Woodside, 35% owner and operator of the Sangomar project, has a right to match Lukoil’s $400 million offer to buy Cairn Energy’s (CNE.L) 40% stake in the Rufisque, Sangomar and Sangomar Deep (RSSD) contract area off Senegal. Lukoil’s offer was announced on Monday.
Woodside previously said it might consider increasing its stake in the Sangomar project if its partners, including Australia’s FAR Ltd (FAR.AX), put their holdings in the joint venture up for sale.
“Woodside will consider all its options,” a spokeswoman for the firm said on Tuesday in emailed comments.
She said the agreement by Lukoil to buy Cairn Energy’s assets in Senegal were “subject to joint venture (JV) and government approvals.”
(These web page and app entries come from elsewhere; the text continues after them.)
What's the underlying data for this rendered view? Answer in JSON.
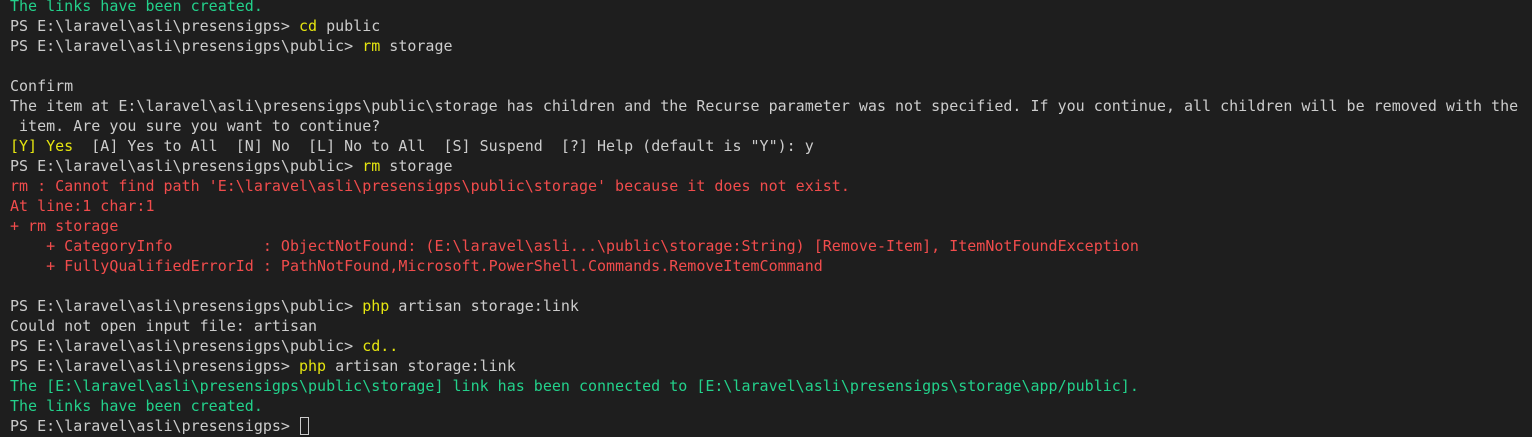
{
  "terminal": {
    "lines": [
      {
        "segments": [
          {
            "text": "The links have been created.",
            "color": "green"
          }
        ]
      },
      {
        "segments": [
          {
            "text": "PS E:\\laravel\\asli\\presensigps> ",
            "color": "white"
          },
          {
            "text": "cd",
            "color": "yellow"
          },
          {
            "text": " public",
            "color": "white"
          }
        ]
      },
      {
        "segments": [
          {
            "text": "PS E:\\laravel\\asli\\presensigps\\public> ",
            "color": "white"
          },
          {
            "text": "rm",
            "color": "yellow"
          },
          {
            "text": " storage",
            "color": "white"
          }
        ]
      },
      {
        "segments": [
          {
            "text": "",
            "color": "white"
          }
        ]
      },
      {
        "segments": [
          {
            "text": "Confirm",
            "color": "white"
          }
        ]
      },
      {
        "segments": [
          {
            "text": "The item at E:\\laravel\\asli\\presensigps\\public\\storage has children and the Recurse parameter was not specified. If you continue, all children will be removed with the",
            "color": "white"
          }
        ]
      },
      {
        "segments": [
          {
            "text": " item. Are you sure you want to continue?",
            "color": "white"
          }
        ]
      },
      {
        "segments": [
          {
            "text": "[Y] Yes",
            "color": "yellow"
          },
          {
            "text": "  [A] Yes to All  [N] No  [L] No to All  [S] Suspend  [?] Help (default is \"Y\"): y",
            "color": "white"
          }
        ]
      },
      {
        "segments": [
          {
            "text": "PS E:\\laravel\\asli\\presensigps\\public> ",
            "color": "white"
          },
          {
            "text": "rm",
            "color": "yellow"
          },
          {
            "text": " storage",
            "color": "white"
          }
        ]
      },
      {
        "segments": [
          {
            "text": "rm : Cannot find path 'E:\\laravel\\asli\\presensigps\\public\\storage' because it does not exist.",
            "color": "red"
          }
        ]
      },
      {
        "segments": [
          {
            "text": "At line:1 char:1",
            "color": "red"
          }
        ]
      },
      {
        "segments": [
          {
            "text": "+ rm storage",
            "color": "red"
          }
        ]
      },
      {
        "segments": [
          {
            "text": "    + CategoryInfo          : ObjectNotFound: (E:\\laravel\\asli...\\public\\storage:String) [Remove-Item], ItemNotFoundException",
            "color": "red"
          }
        ]
      },
      {
        "segments": [
          {
            "text": "    + FullyQualifiedErrorId : PathNotFound,Microsoft.PowerShell.Commands.RemoveItemCommand",
            "color": "red"
          }
        ]
      },
      {
        "segments": [
          {
            "text": "",
            "color": "white"
          }
        ]
      },
      {
        "segments": [
          {
            "text": "PS E:\\laravel\\asli\\presensigps\\public> ",
            "color": "white"
          },
          {
            "text": "php",
            "color": "yellow"
          },
          {
            "text": " artisan storage:link",
            "color": "white"
          }
        ]
      },
      {
        "segments": [
          {
            "text": "Could not open input file: artisan",
            "color": "white"
          }
        ]
      },
      {
        "segments": [
          {
            "text": "PS E:\\laravel\\asli\\presensigps\\public> ",
            "color": "white"
          },
          {
            "text": "cd..",
            "color": "yellow"
          }
        ]
      },
      {
        "segments": [
          {
            "text": "PS E:\\laravel\\asli\\presensigps> ",
            "color": "white"
          },
          {
            "text": "php",
            "color": "yellow"
          },
          {
            "text": " artisan storage:link",
            "color": "white"
          }
        ]
      },
      {
        "segments": [
          {
            "text": "The [E:\\laravel\\asli\\presensigps\\public\\storage] link has been connected to [E:\\laravel\\asli\\presensigps\\storage\\app/public].",
            "color": "green"
          }
        ]
      },
      {
        "segments": [
          {
            "text": "The links have been created.",
            "color": "green"
          }
        ]
      },
      {
        "segments": [
          {
            "text": "PS E:\\laravel\\asli\\presensigps> ",
            "color": "white"
          }
        ],
        "cursor": true
      }
    ]
  }
}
Lukoil is on a U.S. list of sanctioned Russian firms, including for transactions related to deepwater oil projects.
“We think Woodside is interested in increasing its stake in Sangomar and may prefer a different JV makeup, so may seek to pursue rights to pre-empt or challenge the sale,” said Credit Suisse analyst Saul Kavonic.
FAR is also looking to sell all or part of its 15% stake in Sangomar as it has been unable to line up financing for its share of the project. It has said there has been good interest in its stake.
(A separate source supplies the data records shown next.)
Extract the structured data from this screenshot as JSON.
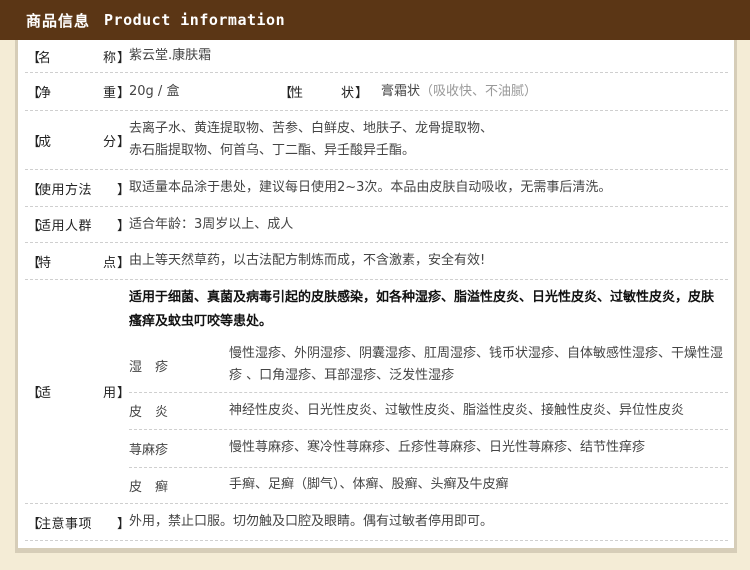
{
  "header": {
    "title_cn": "商品信息",
    "title_en": "Product information"
  },
  "rows": {
    "name": {
      "label_parts": [
        "名",
        "称"
      ],
      "value": "紫云堂.康肤霜"
    },
    "weight": {
      "label_parts": [
        "净",
        "重"
      ],
      "value": "20g / 盒"
    },
    "form": {
      "label_parts": [
        "性",
        "状"
      ],
      "value": "膏霜状",
      "note": "（吸收快、不油腻）"
    },
    "ingredients": {
      "label_parts": [
        "成",
        "分"
      ],
      "line1": "去离子水、黄连提取物、苦参、白鲜皮、地肤子、龙骨提取物、",
      "line2": "赤石脂提取物、何首乌、丁二酯、异壬酸异壬酯。"
    },
    "usage": {
      "label": "使用方法",
      "value": "取适量本品涂于患处，建议每日使用2~3次。本品由皮肤自动吸收，无需事后清洗。"
    },
    "audience": {
      "label": "适用人群",
      "value": "适合年龄：3周岁以上、成人"
    },
    "features": {
      "label_parts": [
        "特",
        "点"
      ],
      "value": "由上等天然草药，以古法配方制炼而成，不含激素，安全有效!"
    },
    "applicable": {
      "label_parts": [
        "适",
        "用"
      ],
      "headline": "适用于细菌、真菌及病毒引起的皮肤感染，如各种湿疹、脂溢性皮炎、日光性皮炎、过敏性皮炎，皮肤瘙痒及蚊虫叮咬等患处。",
      "items": [
        {
          "name": "湿　疹",
          "desc": "慢性湿疹、外阴湿疹、阴囊湿疹、肛周湿疹、钱币状湿疹、自体敏感性湿疹、干燥性湿疹 、口角湿疹、耳部湿疹、泛发性湿疹"
        },
        {
          "name": "皮　炎",
          "desc": "神经性皮炎、日光性皮炎、过敏性皮炎、脂溢性皮炎、接触性皮炎、异位性皮炎"
        },
        {
          "name": "荨麻疹",
          "desc": "慢性荨麻疹、寒冷性荨麻疹、丘疹性荨麻疹、日光性荨麻疹、结节性痒疹"
        },
        {
          "name": "皮　癣",
          "desc": "手癣、足癣（脚气）、体癣、股癣、头癣及牛皮癣"
        }
      ]
    },
    "caution": {
      "label": "注意事项",
      "value": "外用，禁止口服。切勿触及口腔及眼睛。偶有过敏者停用即可。"
    }
  },
  "bracket_open": "【",
  "bracket_close": "】"
}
“All is going well at this point in time,” FAR’s spokeswoman said on Tuesday. She declined to say when FAR might seal a sale or whether Lukoil was involved in the process.
Woodside had no immediate comment on whether Lukoil being on the U.S. list of sanctioned Russian firms would have any impact on the joint venture.
Analysts said Cairn fetched a higher-than-expected price from Lukoil for its stake in the Senegalese oil development.
“It looks like management has negotiated a decent price,” RBC analysts said in a note.
Reporting by Sonali Paul; Editing by Kim Coghill and Ana Nicolaci da Costa